Inside the chapel dedicated to St Michael, we make our way through the crowd of visitors to the front of the church and Paul invites me to join him in front of the altar. Here, I explain the significance of these humble offerings that I am presenting to the community of St Michael’s Church: the St Cuthberts beads presented to me by the community of Lindisfarne and the blue ribbon that represents St Mary, which Tommy has worn attached to his bridle for the entire journey since we left Lindisfarne three and a half months ago. (see notes below) We place these objects on the altar in front of the small vase of flowers.
Paul and I pose for Janet to take this picture of us at the altar and I take a photo of my offerings on the altar with the flowers which represents the culmination of our pilgrimage, mission finally accomplished!
Job done, we head back down the Mount to pick up Tommy
And head back across the causeway where William walks in front of us to clear a path, grandly proclaiming ‘horse coming through’ which is very kind but we didn’t really need it! William and Archie walk back with us up Marazion High Street to Tregurtha Farm, the final walk of this pilgrimage which I will call ‘Ride’ 70 because I like to round off my numbers!
And that, you might think, is that. But it’s not quite the end of the story. It seems the universe has one last surprise up her sleeve. I will explain in my next post.
N.B. The offerings:
- St Cuthberts Beads: or Cuddy’s Beads, are fossilised portions of the stems of Carboniferous Crinoids. These tiny bead like fossils with a hollow centre are washed out onto the beach and in Medieval Northumberland were strung together to form necklaces or rosaries, becoming associated with St Cuthbert. On Lindisfarne they were found during the excavation of the beach to create lime kilns on the island. Two of these beads were presented to me from the Community of St Mary’s Church on Lindisfarne at the start of our pilgrimage.
- The Blue Ribbon: The colour blue has long been associated with healing. It also represents the colour for the Holy Mother, Mary.
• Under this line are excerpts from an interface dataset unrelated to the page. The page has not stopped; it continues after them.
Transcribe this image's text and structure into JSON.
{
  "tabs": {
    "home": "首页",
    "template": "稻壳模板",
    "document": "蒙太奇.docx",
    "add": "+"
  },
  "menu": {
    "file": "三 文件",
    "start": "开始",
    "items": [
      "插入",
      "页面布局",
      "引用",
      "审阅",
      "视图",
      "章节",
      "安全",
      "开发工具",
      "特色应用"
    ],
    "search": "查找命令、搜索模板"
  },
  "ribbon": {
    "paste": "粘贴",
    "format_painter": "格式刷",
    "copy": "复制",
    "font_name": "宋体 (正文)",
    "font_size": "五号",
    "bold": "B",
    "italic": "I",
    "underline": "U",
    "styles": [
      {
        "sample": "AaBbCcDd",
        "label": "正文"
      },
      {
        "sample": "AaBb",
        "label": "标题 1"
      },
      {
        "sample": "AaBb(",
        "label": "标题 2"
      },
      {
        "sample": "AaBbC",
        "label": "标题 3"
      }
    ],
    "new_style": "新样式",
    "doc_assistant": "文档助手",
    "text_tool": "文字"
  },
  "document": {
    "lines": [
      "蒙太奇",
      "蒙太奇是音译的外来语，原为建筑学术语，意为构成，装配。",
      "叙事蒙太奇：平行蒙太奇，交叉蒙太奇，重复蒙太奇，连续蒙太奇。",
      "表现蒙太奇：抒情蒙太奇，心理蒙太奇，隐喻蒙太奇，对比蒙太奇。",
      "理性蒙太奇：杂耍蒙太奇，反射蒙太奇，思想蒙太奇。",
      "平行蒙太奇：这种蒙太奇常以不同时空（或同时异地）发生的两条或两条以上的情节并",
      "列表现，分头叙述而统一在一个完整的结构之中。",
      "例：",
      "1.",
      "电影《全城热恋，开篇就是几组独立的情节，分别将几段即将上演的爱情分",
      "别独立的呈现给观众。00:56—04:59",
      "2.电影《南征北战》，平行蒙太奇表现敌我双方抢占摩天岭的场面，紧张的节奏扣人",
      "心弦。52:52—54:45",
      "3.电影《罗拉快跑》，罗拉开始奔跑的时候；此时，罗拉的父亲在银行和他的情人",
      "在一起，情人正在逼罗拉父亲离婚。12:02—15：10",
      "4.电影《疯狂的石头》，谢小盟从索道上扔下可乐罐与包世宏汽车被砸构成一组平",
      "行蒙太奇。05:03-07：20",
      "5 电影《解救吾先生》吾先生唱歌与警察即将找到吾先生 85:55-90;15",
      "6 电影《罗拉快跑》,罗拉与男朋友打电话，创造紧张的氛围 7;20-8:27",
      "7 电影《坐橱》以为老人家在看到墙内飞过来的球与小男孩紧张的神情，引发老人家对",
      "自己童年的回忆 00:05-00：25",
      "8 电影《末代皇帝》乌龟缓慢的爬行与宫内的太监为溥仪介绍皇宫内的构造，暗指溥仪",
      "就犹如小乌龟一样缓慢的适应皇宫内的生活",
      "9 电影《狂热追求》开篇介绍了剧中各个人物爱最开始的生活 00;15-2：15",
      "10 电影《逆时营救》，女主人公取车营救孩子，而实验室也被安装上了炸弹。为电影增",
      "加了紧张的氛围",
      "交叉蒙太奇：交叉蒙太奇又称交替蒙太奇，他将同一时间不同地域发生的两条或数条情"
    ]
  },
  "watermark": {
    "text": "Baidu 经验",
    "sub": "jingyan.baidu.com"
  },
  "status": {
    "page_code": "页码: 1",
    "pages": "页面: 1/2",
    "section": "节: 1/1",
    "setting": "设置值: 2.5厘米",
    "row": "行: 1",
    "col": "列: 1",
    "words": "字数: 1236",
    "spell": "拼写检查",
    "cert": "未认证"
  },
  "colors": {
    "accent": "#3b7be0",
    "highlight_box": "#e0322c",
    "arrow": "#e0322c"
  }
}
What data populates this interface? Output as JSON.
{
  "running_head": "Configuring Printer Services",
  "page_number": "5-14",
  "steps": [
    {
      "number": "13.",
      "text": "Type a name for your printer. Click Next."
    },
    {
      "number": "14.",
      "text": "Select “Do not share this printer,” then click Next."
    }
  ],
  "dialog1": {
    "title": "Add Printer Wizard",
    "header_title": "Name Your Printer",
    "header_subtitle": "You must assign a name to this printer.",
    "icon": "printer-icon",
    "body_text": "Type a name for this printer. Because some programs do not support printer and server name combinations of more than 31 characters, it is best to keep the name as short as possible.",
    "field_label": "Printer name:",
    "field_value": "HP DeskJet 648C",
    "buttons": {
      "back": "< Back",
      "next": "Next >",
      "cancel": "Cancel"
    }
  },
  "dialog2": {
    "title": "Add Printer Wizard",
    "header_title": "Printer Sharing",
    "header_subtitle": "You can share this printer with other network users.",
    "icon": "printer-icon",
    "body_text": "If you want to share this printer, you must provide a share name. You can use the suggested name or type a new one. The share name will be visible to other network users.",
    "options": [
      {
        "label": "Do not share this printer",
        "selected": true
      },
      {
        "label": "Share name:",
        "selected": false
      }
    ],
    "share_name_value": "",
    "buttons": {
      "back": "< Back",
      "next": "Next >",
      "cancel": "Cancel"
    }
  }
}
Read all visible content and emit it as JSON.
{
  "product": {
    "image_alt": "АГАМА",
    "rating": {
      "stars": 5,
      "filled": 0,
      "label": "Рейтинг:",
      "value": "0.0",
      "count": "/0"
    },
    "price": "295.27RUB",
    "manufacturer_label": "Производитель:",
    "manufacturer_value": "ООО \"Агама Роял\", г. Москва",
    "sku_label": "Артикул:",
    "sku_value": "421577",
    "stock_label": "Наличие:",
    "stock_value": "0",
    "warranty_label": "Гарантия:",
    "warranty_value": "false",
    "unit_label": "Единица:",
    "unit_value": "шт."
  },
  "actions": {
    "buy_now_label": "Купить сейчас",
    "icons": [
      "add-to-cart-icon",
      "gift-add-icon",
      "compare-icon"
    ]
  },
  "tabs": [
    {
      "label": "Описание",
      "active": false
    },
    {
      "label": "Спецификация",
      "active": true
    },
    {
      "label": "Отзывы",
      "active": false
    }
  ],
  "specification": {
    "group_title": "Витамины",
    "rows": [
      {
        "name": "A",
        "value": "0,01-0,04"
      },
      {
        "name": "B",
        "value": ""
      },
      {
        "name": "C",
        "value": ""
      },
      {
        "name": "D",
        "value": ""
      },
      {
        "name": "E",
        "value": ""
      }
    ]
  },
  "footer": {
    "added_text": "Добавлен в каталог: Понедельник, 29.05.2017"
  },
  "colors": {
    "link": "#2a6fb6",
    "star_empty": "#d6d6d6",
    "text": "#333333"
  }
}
Tommy wore a blue ribbon tied to his bridle all the way from Lindisfarne to St Michael’s Mount. (see also my post about Blue, ‘Botticelli, Klein Blue and the sacred Feminine‘, here)